Prompt: Whenever a line in the entries below contains the string "left", copy that line.

Data provided:
☆ ☆ ☆ ☆ ☆ ☆ ☆

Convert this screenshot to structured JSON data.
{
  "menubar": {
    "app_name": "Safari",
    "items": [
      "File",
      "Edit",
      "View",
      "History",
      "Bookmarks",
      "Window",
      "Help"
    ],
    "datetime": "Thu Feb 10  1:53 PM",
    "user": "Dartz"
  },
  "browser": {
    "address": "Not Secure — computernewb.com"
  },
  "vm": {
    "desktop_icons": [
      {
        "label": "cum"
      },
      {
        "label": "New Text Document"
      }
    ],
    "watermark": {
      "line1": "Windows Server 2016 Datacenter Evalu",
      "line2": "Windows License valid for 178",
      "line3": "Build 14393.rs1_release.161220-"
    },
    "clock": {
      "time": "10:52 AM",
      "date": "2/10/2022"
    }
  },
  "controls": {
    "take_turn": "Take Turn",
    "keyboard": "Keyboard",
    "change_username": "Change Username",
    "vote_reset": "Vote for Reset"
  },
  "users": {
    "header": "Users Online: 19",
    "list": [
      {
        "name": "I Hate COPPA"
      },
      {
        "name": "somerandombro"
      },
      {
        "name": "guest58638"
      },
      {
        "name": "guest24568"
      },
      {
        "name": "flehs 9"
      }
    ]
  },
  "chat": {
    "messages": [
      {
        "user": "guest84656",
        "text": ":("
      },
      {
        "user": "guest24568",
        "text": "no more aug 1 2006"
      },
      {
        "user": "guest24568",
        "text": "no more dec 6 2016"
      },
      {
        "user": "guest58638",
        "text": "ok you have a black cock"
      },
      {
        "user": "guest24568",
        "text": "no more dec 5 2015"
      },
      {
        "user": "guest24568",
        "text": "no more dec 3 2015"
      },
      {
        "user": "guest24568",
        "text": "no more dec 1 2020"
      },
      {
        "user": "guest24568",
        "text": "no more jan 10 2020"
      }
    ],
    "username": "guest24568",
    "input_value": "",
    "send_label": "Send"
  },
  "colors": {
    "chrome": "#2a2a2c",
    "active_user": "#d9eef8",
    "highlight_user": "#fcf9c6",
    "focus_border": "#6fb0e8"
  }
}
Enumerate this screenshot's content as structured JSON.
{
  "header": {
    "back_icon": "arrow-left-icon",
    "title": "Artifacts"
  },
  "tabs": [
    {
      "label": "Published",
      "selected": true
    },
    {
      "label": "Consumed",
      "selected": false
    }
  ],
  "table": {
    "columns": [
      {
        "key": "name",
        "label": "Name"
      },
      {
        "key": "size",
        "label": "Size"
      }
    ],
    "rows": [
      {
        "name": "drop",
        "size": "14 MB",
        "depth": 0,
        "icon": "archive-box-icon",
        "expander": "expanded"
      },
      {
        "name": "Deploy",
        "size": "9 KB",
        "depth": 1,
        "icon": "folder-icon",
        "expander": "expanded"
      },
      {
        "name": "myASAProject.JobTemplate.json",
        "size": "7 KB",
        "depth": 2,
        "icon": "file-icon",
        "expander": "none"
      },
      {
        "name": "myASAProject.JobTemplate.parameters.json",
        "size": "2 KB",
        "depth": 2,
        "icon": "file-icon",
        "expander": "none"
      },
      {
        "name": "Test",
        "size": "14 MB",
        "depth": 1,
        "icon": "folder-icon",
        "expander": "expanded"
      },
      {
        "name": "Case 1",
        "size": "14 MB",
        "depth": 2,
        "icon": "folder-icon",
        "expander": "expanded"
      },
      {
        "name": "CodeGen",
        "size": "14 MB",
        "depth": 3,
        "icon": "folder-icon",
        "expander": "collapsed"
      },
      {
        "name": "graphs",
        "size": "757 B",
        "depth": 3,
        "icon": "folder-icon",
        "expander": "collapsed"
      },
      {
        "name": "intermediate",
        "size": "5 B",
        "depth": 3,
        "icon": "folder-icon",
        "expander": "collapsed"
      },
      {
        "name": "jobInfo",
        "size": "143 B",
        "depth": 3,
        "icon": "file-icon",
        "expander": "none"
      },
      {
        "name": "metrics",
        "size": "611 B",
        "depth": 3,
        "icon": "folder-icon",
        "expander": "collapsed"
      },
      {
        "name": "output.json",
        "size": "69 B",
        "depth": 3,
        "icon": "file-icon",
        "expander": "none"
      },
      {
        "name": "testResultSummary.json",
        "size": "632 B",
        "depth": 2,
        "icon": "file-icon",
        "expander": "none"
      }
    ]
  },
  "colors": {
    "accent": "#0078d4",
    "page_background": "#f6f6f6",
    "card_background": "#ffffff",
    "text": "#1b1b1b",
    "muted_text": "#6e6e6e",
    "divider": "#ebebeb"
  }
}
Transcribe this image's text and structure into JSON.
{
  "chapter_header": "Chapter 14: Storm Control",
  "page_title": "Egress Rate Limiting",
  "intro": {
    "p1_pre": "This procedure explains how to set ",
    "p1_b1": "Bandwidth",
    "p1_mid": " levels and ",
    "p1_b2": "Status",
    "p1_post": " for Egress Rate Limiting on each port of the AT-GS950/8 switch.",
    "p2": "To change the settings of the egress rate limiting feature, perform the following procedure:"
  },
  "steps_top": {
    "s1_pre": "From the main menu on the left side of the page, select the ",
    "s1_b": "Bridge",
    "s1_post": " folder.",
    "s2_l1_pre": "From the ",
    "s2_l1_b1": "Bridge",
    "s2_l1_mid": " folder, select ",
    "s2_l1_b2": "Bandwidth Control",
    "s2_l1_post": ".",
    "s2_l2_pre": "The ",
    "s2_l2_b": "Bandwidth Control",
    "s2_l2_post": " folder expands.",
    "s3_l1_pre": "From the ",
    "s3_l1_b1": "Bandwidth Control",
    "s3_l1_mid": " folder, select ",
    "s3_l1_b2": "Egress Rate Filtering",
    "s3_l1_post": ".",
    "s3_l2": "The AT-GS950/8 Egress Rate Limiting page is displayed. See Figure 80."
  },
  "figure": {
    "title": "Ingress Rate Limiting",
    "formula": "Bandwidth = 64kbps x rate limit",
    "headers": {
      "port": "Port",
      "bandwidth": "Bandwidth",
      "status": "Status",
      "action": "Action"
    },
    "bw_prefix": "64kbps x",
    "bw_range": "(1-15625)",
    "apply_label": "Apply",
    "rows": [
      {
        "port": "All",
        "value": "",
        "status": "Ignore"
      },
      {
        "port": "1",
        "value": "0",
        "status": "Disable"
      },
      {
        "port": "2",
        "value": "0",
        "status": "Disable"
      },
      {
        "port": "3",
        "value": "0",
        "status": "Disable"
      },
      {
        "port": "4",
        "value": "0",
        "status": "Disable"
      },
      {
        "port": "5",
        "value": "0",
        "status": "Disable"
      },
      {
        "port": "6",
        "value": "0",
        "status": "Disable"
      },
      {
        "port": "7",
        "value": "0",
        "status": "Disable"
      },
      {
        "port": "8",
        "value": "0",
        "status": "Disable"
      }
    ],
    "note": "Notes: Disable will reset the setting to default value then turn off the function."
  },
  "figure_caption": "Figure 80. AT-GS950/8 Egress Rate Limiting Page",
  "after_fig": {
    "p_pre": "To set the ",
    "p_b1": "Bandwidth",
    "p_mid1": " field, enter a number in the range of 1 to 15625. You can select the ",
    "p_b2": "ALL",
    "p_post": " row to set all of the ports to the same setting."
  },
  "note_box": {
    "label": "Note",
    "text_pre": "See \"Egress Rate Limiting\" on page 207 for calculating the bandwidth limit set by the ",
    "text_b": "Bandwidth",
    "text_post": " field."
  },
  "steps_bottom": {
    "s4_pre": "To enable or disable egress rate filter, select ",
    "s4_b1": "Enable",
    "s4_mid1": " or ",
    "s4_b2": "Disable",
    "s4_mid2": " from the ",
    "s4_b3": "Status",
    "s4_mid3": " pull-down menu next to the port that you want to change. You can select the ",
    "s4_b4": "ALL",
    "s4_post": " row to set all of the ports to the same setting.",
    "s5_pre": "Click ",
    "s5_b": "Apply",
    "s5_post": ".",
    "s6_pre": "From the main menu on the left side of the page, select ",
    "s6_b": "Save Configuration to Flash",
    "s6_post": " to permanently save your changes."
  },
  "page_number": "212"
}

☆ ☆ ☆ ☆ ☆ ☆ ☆

Exercise output:
    "back_icon": "arrow-left-icon",
    "s1_pre": "From the main menu on the left side of the page, select the ",
    "s6_pre": "From the main menu on the left side of the page, select ",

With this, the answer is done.